* **What the exercise asks**: Reproduce the records exactly, but not the pictures.

Top of Working data

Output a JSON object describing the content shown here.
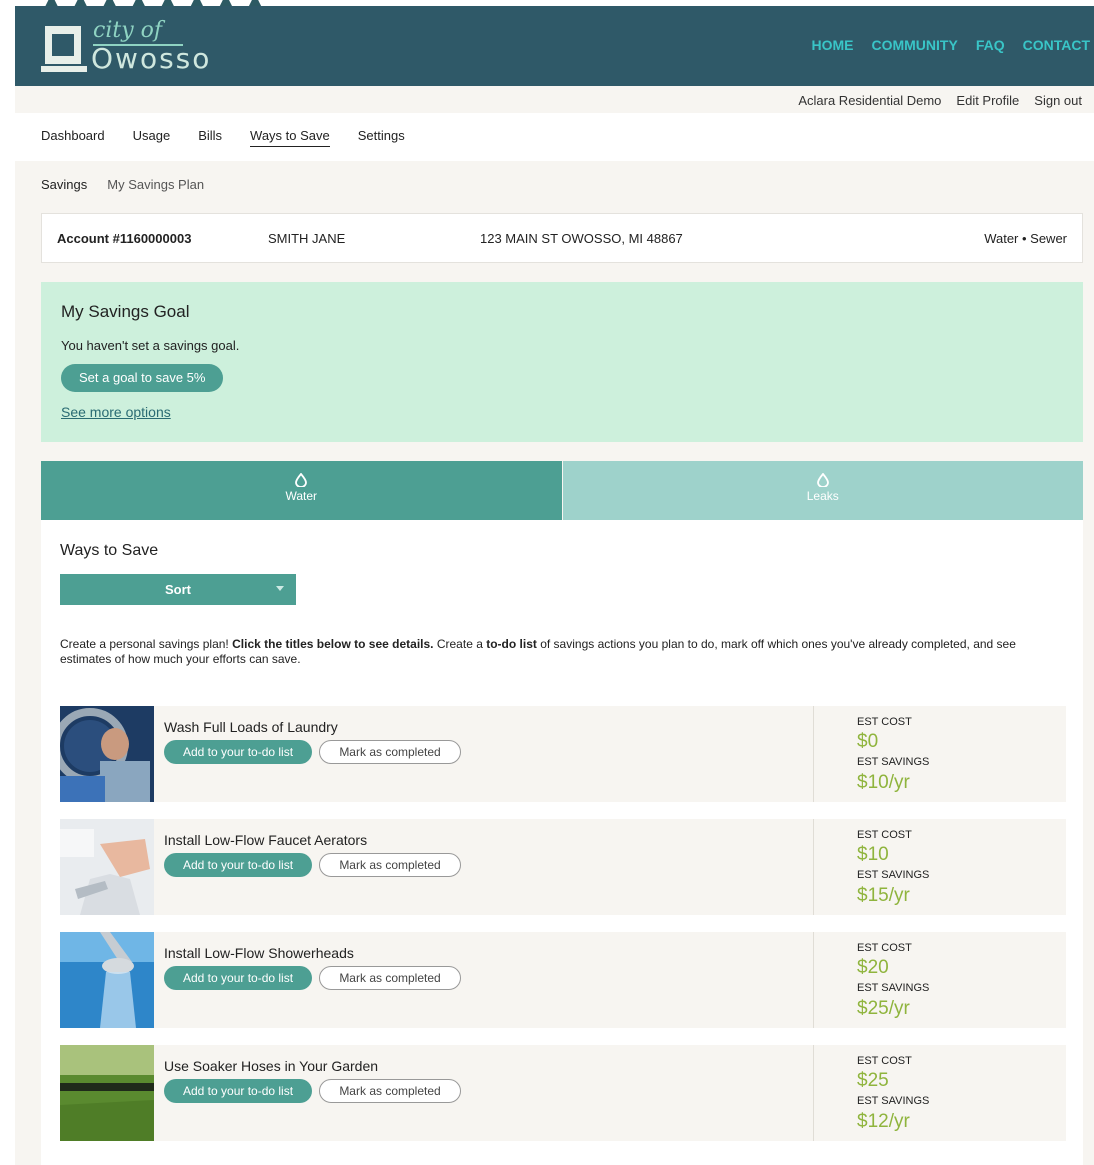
{
  "header": {
    "logo_city": "city of",
    "logo_name": "Owosso",
    "nav": [
      "HOME",
      "COMMUNITY",
      "FAQ",
      "CONTACT"
    ]
  },
  "userbar": {
    "account_name": "Aclara Residential Demo",
    "edit_profile": "Edit Profile",
    "sign_out": "Sign out"
  },
  "mainnav": {
    "items": [
      "Dashboard",
      "Usage",
      "Bills",
      "Ways to Save",
      "Settings"
    ],
    "active": "Ways to Save"
  },
  "subnav": {
    "items": [
      "Savings",
      "My Savings Plan"
    ]
  },
  "account": {
    "number": "Account #1160000003",
    "name": "SMITH JANE",
    "address": "123 MAIN ST OWOSSO, MI 48867",
    "services": "Water • Sewer"
  },
  "goal": {
    "title": "My Savings Goal",
    "message": "You haven't set a savings goal.",
    "button": "Set a goal to save 5%",
    "more_link": "See more options"
  },
  "tabs": [
    "Water",
    "Leaks"
  ],
  "ways": {
    "title": "Ways to Save",
    "sort_label": "Sort",
    "intro_1": "Create a personal savings plan! ",
    "intro_bold_1": "Click the titles below to see details.",
    "intro_2": " Create a ",
    "intro_bold_2": "to-do list",
    "intro_3": " of savings actions you plan to do, mark off which ones you've already completed, and see estimates of how much your efforts can save.",
    "todo_label": "Add to your to-do list",
    "done_label": "Mark as completed",
    "cost_label": "EST COST",
    "savings_label": "EST SAVINGS",
    "items": [
      {
        "title": "Wash Full Loads of Laundry",
        "cost": "$0",
        "savings": "$10/yr"
      },
      {
        "title": "Install Low-Flow Faucet Aerators",
        "cost": "$10",
        "savings": "$15/yr"
      },
      {
        "title": "Install Low-Flow Showerheads",
        "cost": "$20",
        "savings": "$25/yr"
      },
      {
        "title": "Use Soaker Hoses in Your Garden",
        "cost": "$25",
        "savings": "$12/yr"
      }
    ]
  },
  "colors": {
    "header_bg": "#2f5968",
    "nav_link": "#39c5c7",
    "accent": "#4d9f93",
    "goal_bg": "#cdf0dc",
    "price": "#8fb43d"
  }
}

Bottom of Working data

* **Result**:
Output a JSON object describing the content shown here.
{
  "header": {
    "logo_city": "city of",
    "logo_name": "Owosso",
    "nav": [
      "HOME",
      "COMMUNITY",
      "FAQ",
      "CONTACT"
    ]
  },
  "userbar": {
    "account_name": "Aclara Residential Demo",
    "edit_profile": "Edit Profile",
    "sign_out": "Sign out"
  },
  "mainnav": {
    "items": [
      "Dashboard",
      "Usage",
      "Bills",
      "Ways to Save",
      "Settings"
    ],
    "active": "Ways to Save"
  },
  "subnav": {
    "items": [
      "Savings",
      "My Savings Plan"
    ]
  },
  "account": {
    "number": "Account #1160000003",
    "name": "SMITH JANE",
    "address": "123 MAIN ST OWOSSO, MI 48867",
    "services": "Water • Sewer"
  },
  "goal": {
    "title": "My Savings Goal",
    "message": "You haven't set a savings goal.",
    "button": "Set a goal to save 5%",
    "more_link": "See more options"
  },
  "tabs": [
    "Water",
    "Leaks"
  ],
  "ways": {
    "title": "Ways to Save",
    "sort_label": "Sort",
    "intro_1": "Create a personal savings plan! ",
    "intro_bold_1": "Click the titles below to see details.",
    "intro_2": " Create a ",
    "intro_bold_2": "to-do list",
    "intro_3": " of savings actions you plan to do, mark off which ones you've already completed, and see estimates of how much your efforts can save.",
    "todo_label": "Add to your to-do list",
    "done_label": "Mark as completed",
    "cost_label": "EST COST",
    "savings_label": "EST SAVINGS",
    "items": [
      {
        "title": "Wash Full Loads of Laundry",
        "cost": "$0",
        "savings": "$10/yr"
      },
      {
        "title": "Install Low-Flow Faucet Aerators",
        "cost": "$10",
        "savings": "$15/yr"
      },
      {
        "title": "Install Low-Flow Showerheads",
        "cost": "$20",
        "savings": "$25/yr"
      },
      {
        "title": "Use Soaker Hoses in Your Garden",
        "cost": "$25",
        "savings": "$12/yr"
      }
    ]
  },
  "colors": {
    "header_bg": "#2f5968",
    "nav_link": "#39c5c7",
    "accent": "#4d9f93",
    "goal_bg": "#cdf0dc",
    "price": "#8fb43d"
  }
}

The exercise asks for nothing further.